It's also worth remembering that while the headline value of a collaboration is often impressive, the majority of the value potential is weighted toward later stages of clinical development, regulatory approval, and sales ramp-up efforts. In other words, it'll be quite some time before Codexis is positioned to collect all $85 million in remaining development and approval milestones from the PKU collaboration with Nestle Health Science.

A higher-risk, high-reward stock

For investors with a long-term mindset, Codexis might offer a favorable risk-reward profile at its current market valuation of $650 million. The company expects full-year 2020 operating expenses to increase by "only" $19 million from last year's total, about half of which would be offset by expected increases in cost-free research and development revenue. 

That said, it's reasonable to assume that the business, like many others, will need to withdraw full-year 2020 guidance in response to the uncertainty created by the coronavirus pandemic. Drug manufacturing, food manufacturing, and clinical trials -- all key components of revenue generation for Codeixs -- will be disrupted by state lockdown orders.

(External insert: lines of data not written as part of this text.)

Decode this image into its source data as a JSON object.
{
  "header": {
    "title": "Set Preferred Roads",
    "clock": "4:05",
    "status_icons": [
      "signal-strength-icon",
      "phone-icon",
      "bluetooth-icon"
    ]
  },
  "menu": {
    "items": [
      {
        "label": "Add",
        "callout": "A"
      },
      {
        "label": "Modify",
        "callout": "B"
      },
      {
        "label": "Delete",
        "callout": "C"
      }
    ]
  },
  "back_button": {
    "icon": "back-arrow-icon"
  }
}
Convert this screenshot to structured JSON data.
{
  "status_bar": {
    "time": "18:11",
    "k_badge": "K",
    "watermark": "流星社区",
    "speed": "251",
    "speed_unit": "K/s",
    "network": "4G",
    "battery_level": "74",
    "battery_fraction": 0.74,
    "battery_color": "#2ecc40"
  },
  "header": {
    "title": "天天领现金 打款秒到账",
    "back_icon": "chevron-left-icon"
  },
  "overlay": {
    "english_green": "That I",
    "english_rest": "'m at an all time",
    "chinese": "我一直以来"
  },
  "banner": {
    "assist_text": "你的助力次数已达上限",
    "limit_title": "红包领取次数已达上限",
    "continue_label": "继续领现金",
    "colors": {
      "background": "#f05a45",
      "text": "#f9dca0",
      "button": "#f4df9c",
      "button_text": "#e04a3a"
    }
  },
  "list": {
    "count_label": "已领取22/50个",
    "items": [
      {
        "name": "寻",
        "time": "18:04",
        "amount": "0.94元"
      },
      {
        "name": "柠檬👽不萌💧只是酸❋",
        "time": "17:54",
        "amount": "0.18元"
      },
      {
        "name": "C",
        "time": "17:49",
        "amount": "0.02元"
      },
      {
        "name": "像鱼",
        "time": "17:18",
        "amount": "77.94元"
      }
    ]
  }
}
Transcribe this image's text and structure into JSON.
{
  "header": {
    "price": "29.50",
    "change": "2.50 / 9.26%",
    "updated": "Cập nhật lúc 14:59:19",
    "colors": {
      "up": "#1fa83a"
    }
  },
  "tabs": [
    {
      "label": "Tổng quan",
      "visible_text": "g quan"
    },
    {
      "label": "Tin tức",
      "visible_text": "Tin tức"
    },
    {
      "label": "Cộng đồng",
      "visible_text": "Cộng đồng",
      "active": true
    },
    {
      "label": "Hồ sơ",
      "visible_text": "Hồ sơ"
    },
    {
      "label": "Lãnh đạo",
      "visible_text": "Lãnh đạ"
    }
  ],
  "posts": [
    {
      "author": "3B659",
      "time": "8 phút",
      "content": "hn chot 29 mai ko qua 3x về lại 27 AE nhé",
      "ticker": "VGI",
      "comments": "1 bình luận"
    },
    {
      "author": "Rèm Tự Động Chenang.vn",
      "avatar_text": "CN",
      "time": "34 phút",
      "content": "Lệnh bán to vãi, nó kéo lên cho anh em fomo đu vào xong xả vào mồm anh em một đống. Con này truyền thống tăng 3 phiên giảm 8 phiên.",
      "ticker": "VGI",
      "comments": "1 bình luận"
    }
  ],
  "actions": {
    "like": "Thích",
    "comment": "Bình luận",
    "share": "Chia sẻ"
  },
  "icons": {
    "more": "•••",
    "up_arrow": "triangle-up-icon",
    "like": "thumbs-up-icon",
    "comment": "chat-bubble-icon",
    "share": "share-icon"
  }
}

Therefore, investors might not want to get too greedy at the current stock price. It's probably best to keep Codexis stock on your watch list and await the next update from management, which should come sometime in May.